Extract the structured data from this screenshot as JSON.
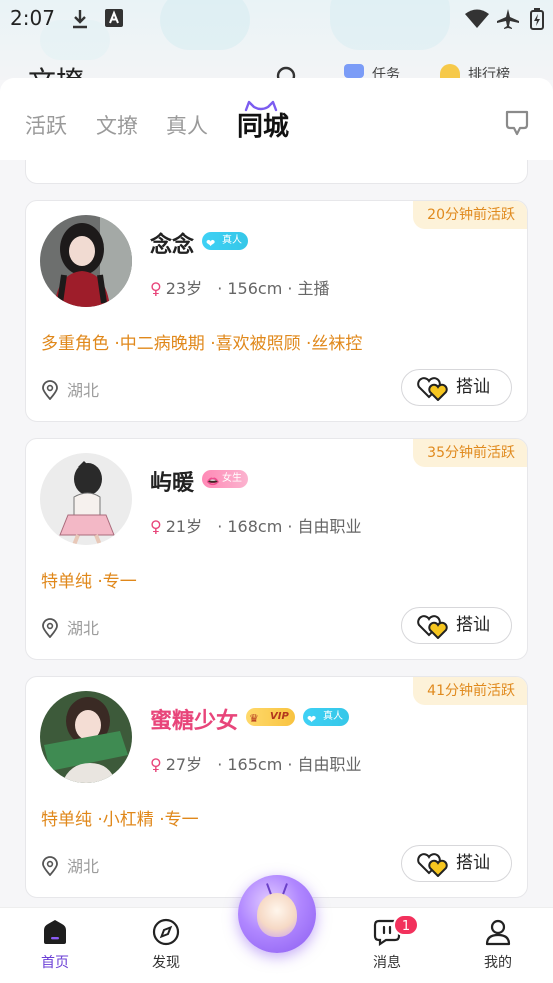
{
  "status_bar": {
    "time": "2:07"
  },
  "header_peek": {
    "title": "文撩",
    "task_label": "任务",
    "rank_label": "排行榜"
  },
  "tabs": [
    {
      "label": "活跃",
      "active": false
    },
    {
      "label": "文撩",
      "active": false
    },
    {
      "label": "真人",
      "active": false
    },
    {
      "label": "同城",
      "active": true
    }
  ],
  "cards": [
    {
      "active_time": "20分钟前活跃",
      "name": "念念",
      "badges": [
        "真人"
      ],
      "age": "23岁",
      "height": "· 156cm",
      "job": "· 主播",
      "tags": "多重角色 ·中二病晚期 ·喜欢被照顾 ·丝袜控",
      "location": "湖北",
      "chat_label": "搭讪"
    },
    {
      "active_time": "35分钟前活跃",
      "name": "屿暖",
      "badges": [
        "女生"
      ],
      "age": "21岁",
      "height": "· 168cm",
      "job": "· 自由职业",
      "tags": "特单纯 ·专一",
      "location": "湖北",
      "chat_label": "搭讪"
    },
    {
      "active_time": "41分钟前活跃",
      "name": "蜜糖少女",
      "badges": [
        "VIP",
        "真人"
      ],
      "age": "27岁",
      "height": "· 165cm",
      "job": "· 自由职业",
      "tags": "特单纯 ·小杠精 ·专一",
      "location": "湖北",
      "chat_label": "搭讪"
    }
  ],
  "bottom_nav": [
    {
      "label": "首页",
      "active": true
    },
    {
      "label": "发现",
      "active": false
    },
    {
      "label": "消息",
      "active": false,
      "badge": "1"
    },
    {
      "label": "我的",
      "active": false
    }
  ],
  "colors": {
    "accent": "#6b3fd6",
    "active_tag_text": "#e08a1e",
    "tags_text": "#e0881b",
    "vip_name": "#e8457a",
    "badge_red": "#f2315c"
  }
}
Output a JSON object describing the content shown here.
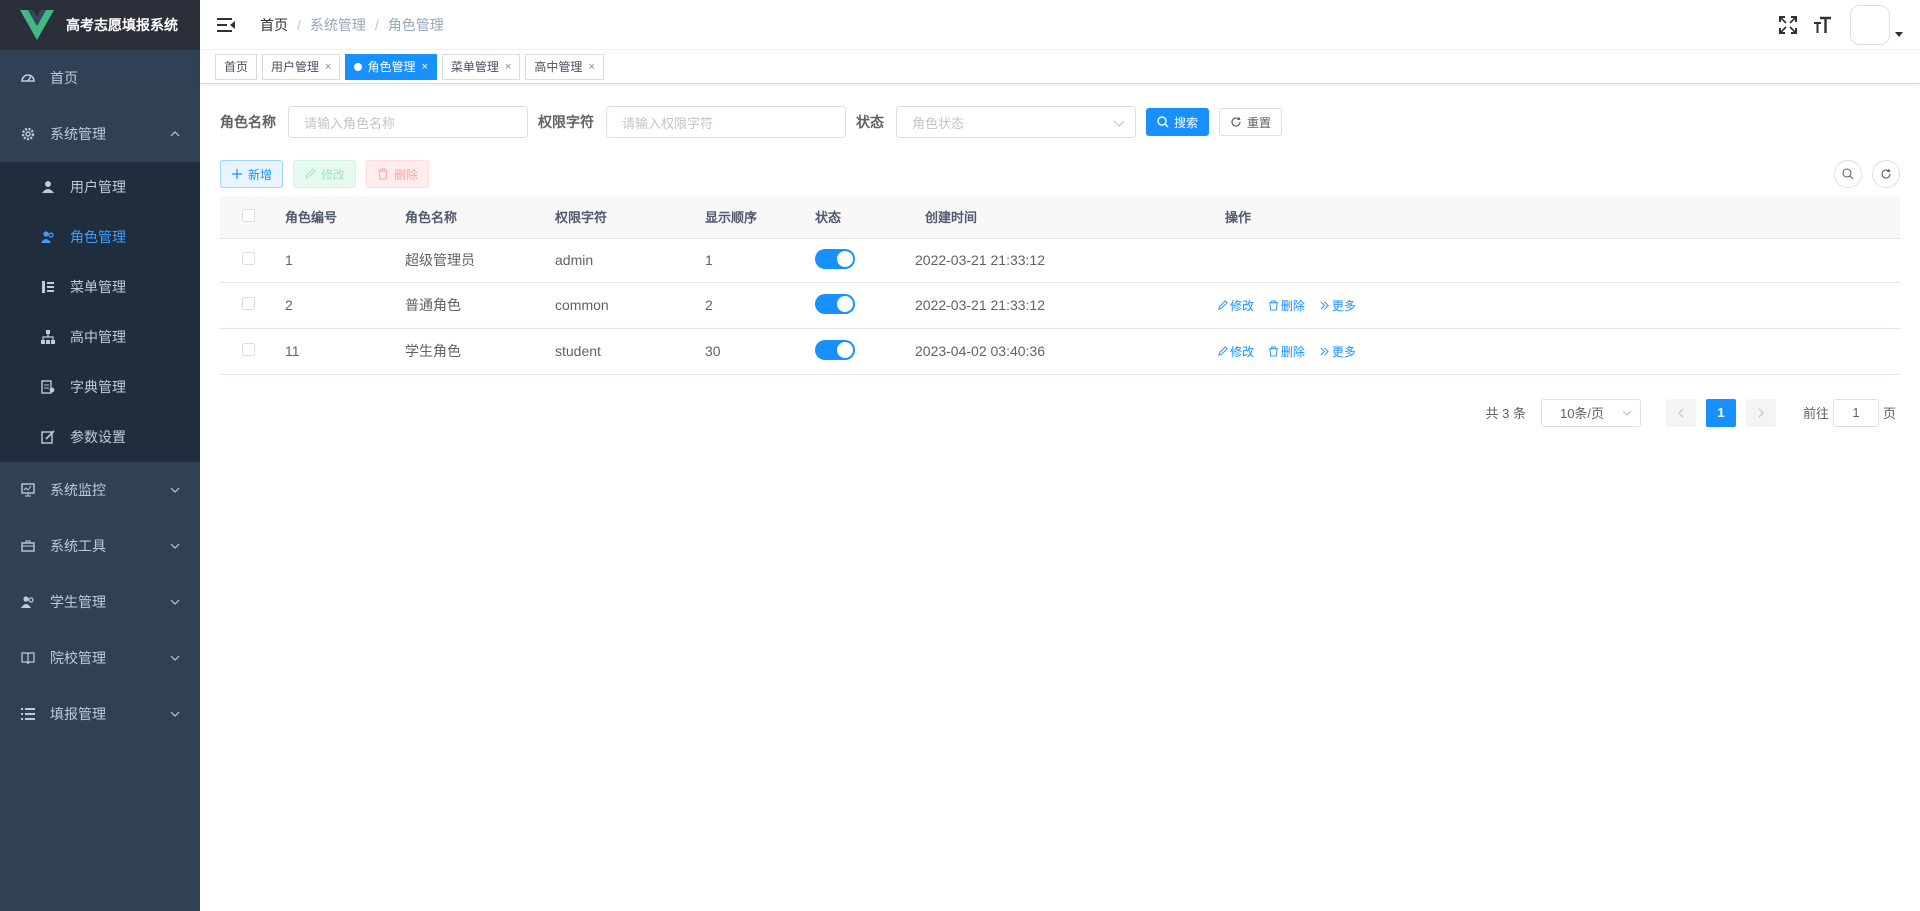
{
  "app": {
    "title": "高考志愿填报系统",
    "accent": "#1890ff",
    "sidebar_bg": "#304156"
  },
  "sidebar": {
    "home": "首页",
    "system": "系统管理",
    "sub": [
      "用户管理",
      "角色管理",
      "菜单管理",
      "高中管理",
      "字典管理",
      "参数设置"
    ],
    "groups": [
      "系统监控",
      "系统工具",
      "学生管理",
      "院校管理",
      "填报管理"
    ]
  },
  "breadcrumb": [
    "首页",
    "系统管理",
    "角色管理"
  ],
  "tags": [
    "首页",
    "用户管理",
    "角色管理",
    "菜单管理",
    "高中管理"
  ],
  "query": {
    "role_name_label": "角色名称",
    "role_name_placeholder": "请输入角色名称",
    "perm_label": "权限字符",
    "perm_placeholder": "请输入权限字符",
    "status_label": "状态",
    "status_placeholder": "角色状态",
    "search": "搜索",
    "reset": "重置"
  },
  "toolbar": {
    "add": "新增",
    "edit": "修改",
    "delete": "删除"
  },
  "table": {
    "headers": [
      "角色编号",
      "角色名称",
      "权限字符",
      "显示顺序",
      "状态",
      "创建时间",
      "操作"
    ],
    "rows": [
      {
        "id": "1",
        "name": "超级管理员",
        "key": "admin",
        "sort": "1",
        "time": "2022-03-21 21:33:12",
        "status_on": true
      },
      {
        "id": "2",
        "name": "普通角色",
        "key": "common",
        "sort": "2",
        "time": "2022-03-21 21:33:12",
        "status_on": true
      },
      {
        "id": "11",
        "name": "学生角色",
        "key": "student",
        "sort": "30",
        "time": "2023-04-02 03:40:36",
        "status_on": true
      }
    ],
    "ops": {
      "edit": "修改",
      "delete": "删除",
      "more": "更多"
    }
  },
  "pager": {
    "total": "共 3 条",
    "size": "10条/页",
    "current": "1",
    "goto": "前往",
    "goto_value": "1",
    "page_suffix": "页"
  }
}
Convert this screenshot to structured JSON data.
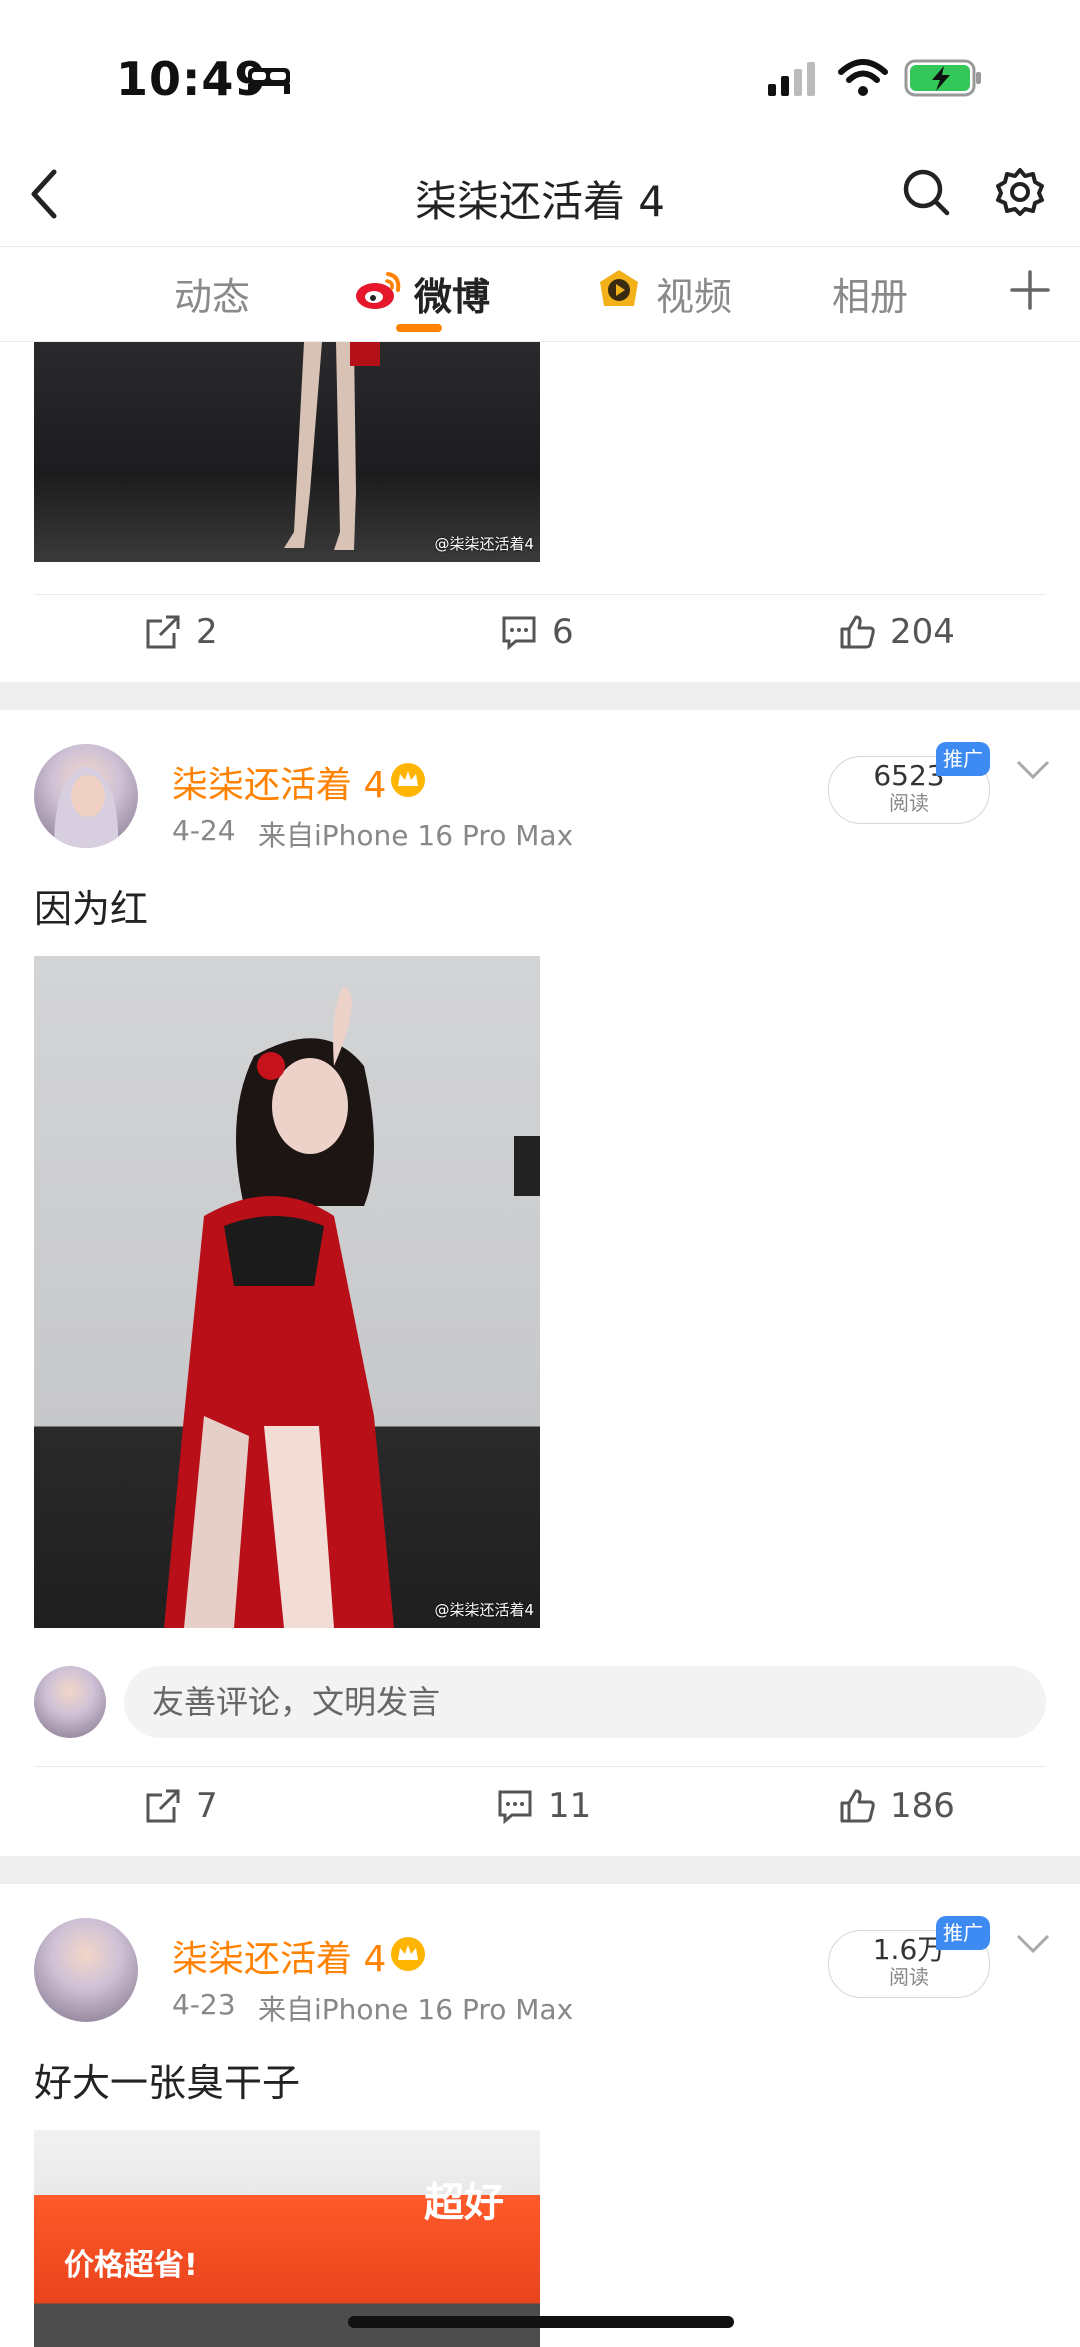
{
  "status_bar": {
    "time": "10:49"
  },
  "nav": {
    "title": "柒柒还活着 4"
  },
  "tabs": [
    {
      "label": "动态"
    },
    {
      "label": "微博"
    },
    {
      "label": "视频"
    },
    {
      "label": "相册"
    }
  ],
  "colors": {
    "accent": "#ff8200",
    "promo": "#3d8bf2"
  },
  "posts": [
    {
      "watermark": "@柒柒还活着4",
      "reposts": "2",
      "comments": "6",
      "likes": "204"
    },
    {
      "username": "柒柒还活着 4",
      "date": "4-24",
      "source": "来自iPhone 16 Pro Max",
      "reads": "6523",
      "reads_label": "阅读",
      "promo": "推广",
      "text": "因为红",
      "watermark": "@柒柒还活着4",
      "comment_placeholder": "友善评论，文明发言",
      "reposts": "7",
      "comments": "11",
      "likes": "186"
    },
    {
      "username": "柒柒还活着 4",
      "date": "4-23",
      "source": "来自iPhone 16 Pro Max",
      "reads": "1.6万",
      "reads_label": "阅读",
      "promo": "推广",
      "text": "好大一张臭干子",
      "sign_text_1": "价格超省!",
      "sign_text_2": "超好"
    }
  ]
}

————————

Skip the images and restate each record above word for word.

### Written answer
Extract the structured data from this screenshot as JSON.
{
  "status_bar": {
    "time": "2:07"
  },
  "header_peek": {
    "title": "文撩",
    "task_label": "任务",
    "rank_label": "排行榜"
  },
  "tabs": [
    {
      "label": "活跃",
      "active": false
    },
    {
      "label": "文撩",
      "active": false
    },
    {
      "label": "真人",
      "active": false
    },
    {
      "label": "同城",
      "active": true
    }
  ],
  "cards": [
    {
      "active_time": "20分钟前活跃",
      "name": "念念",
      "badges": [
        "真人"
      ],
      "age": "23岁",
      "height": "· 156cm",
      "job": "· 主播",
      "tags": "多重角色 ·中二病晚期 ·喜欢被照顾 ·丝袜控",
      "location": "湖北",
      "chat_label": "搭讪"
    },
    {
      "active_time": "35分钟前活跃",
      "name": "屿暖",
      "badges": [
        "女生"
      ],
      "age": "21岁",
      "height": "· 168cm",
      "job": "· 自由职业",
      "tags": "特单纯 ·专一",
      "location": "湖北",
      "chat_label": "搭讪"
    },
    {
      "active_time": "41分钟前活跃",
      "name": "蜜糖少女",
      "badges": [
        "VIP",
        "真人"
      ],
      "age": "27岁",
      "height": "· 165cm",
      "job": "· 自由职业",
      "tags": "特单纯 ·小杠精 ·专一",
      "location": "湖北",
      "chat_label": "搭讪"
    }
  ],
  "bottom_nav": [
    {
      "label": "首页",
      "active": true
    },
    {
      "label": "发现",
      "active": false
    },
    {
      "label": "消息",
      "active": false,
      "badge": "1"
    },
    {
      "label": "我的",
      "active": false
    }
  ],
  "colors": {
    "accent": "#6b3fd6",
    "active_tag_text": "#e08a1e",
    "tags_text": "#e0881b",
    "vip_name": "#e8457a",
    "badge_red": "#f2315c"
  }
}
Output a JSON object describing the content shown here.
{
  "app": {
    "title": "高考志愿填报系统",
    "accent": "#1890ff",
    "sidebar_bg": "#304156"
  },
  "sidebar": {
    "home": "首页",
    "system": "系统管理",
    "sub": [
      "用户管理",
      "角色管理",
      "菜单管理",
      "高中管理",
      "字典管理",
      "参数设置"
    ],
    "groups": [
      "系统监控",
      "系统工具",
      "学生管理",
      "院校管理",
      "填报管理"
    ]
  },
  "breadcrumb": [
    "首页",
    "系统管理",
    "角色管理"
  ],
  "tags": [
    "首页",
    "用户管理",
    "角色管理",
    "菜单管理",
    "高中管理"
  ],
  "query": {
    "role_name_label": "角色名称",
    "role_name_placeholder": "请输入角色名称",
    "perm_label": "权限字符",
    "perm_placeholder": "请输入权限字符",
    "status_label": "状态",
    "status_placeholder": "角色状态",
    "search": "搜索",
    "reset": "重置"
  },
  "toolbar": {
    "add": "新增",
    "edit": "修改",
    "delete": "删除"
  },
  "table": {
    "headers": [
      "角色编号",
      "角色名称",
      "权限字符",
      "显示顺序",
      "状态",
      "创建时间",
      "操作"
    ],
    "rows": [
      {
        "id": "1",
        "name": "超级管理员",
        "key": "admin",
        "sort": "1",
        "time": "2022-03-21 21:33:12",
        "status_on": true
      },
      {
        "id": "2",
        "name": "普通角色",
        "key": "common",
        "sort": "2",
        "time": "2022-03-21 21:33:12",
        "status_on": true
      },
      {
        "id": "11",
        "name": "学生角色",
        "key": "student",
        "sort": "30",
        "time": "2023-04-02 03:40:36",
        "status_on": true
      }
    ],
    "ops": {
      "edit": "修改",
      "delete": "删除",
      "more": "更多"
    }
  },
  "pager": {
    "total": "共 3 条",
    "size": "10条/页",
    "current": "1",
    "goto": "前往",
    "goto_value": "1",
    "page_suffix": "页"
  }
}
Convert this screenshot to structured JSON data.
{
  "status_bar": {
    "time": "10:49"
  },
  "nav": {
    "title": "柒柒还活着 4"
  },
  "tabs": [
    {
      "label": "动态"
    },
    {
      "label": "微博"
    },
    {
      "label": "视频"
    },
    {
      "label": "相册"
    }
  ],
  "colors": {
    "accent": "#ff8200",
    "promo": "#3d8bf2"
  },
  "posts": [
    {
      "watermark": "@柒柒还活着4",
      "reposts": "2",
      "comments": "6",
      "likes": "204"
    },
    {
      "username": "柒柒还活着 4",
      "date": "4-24",
      "source": "来自iPhone 16 Pro Max",
      "reads": "6523",
      "reads_label": "阅读",
      "promo": "推广",
      "text": "因为红",
      "watermark": "@柒柒还活着4",
      "comment_placeholder": "友善评论，文明发言",
      "reposts": "7",
      "comments": "11",
      "likes": "186"
    },
    {
      "username": "柒柒还活着 4",
      "date": "4-23",
      "source": "来自iPhone 16 Pro Max",
      "reads": "1.6万",
      "reads_label": "阅读",
      "promo": "推广",
      "text": "好大一张臭干子",
      "sign_text_1": "价格超省!",
      "sign_text_2": "超好"
    }
  ]
}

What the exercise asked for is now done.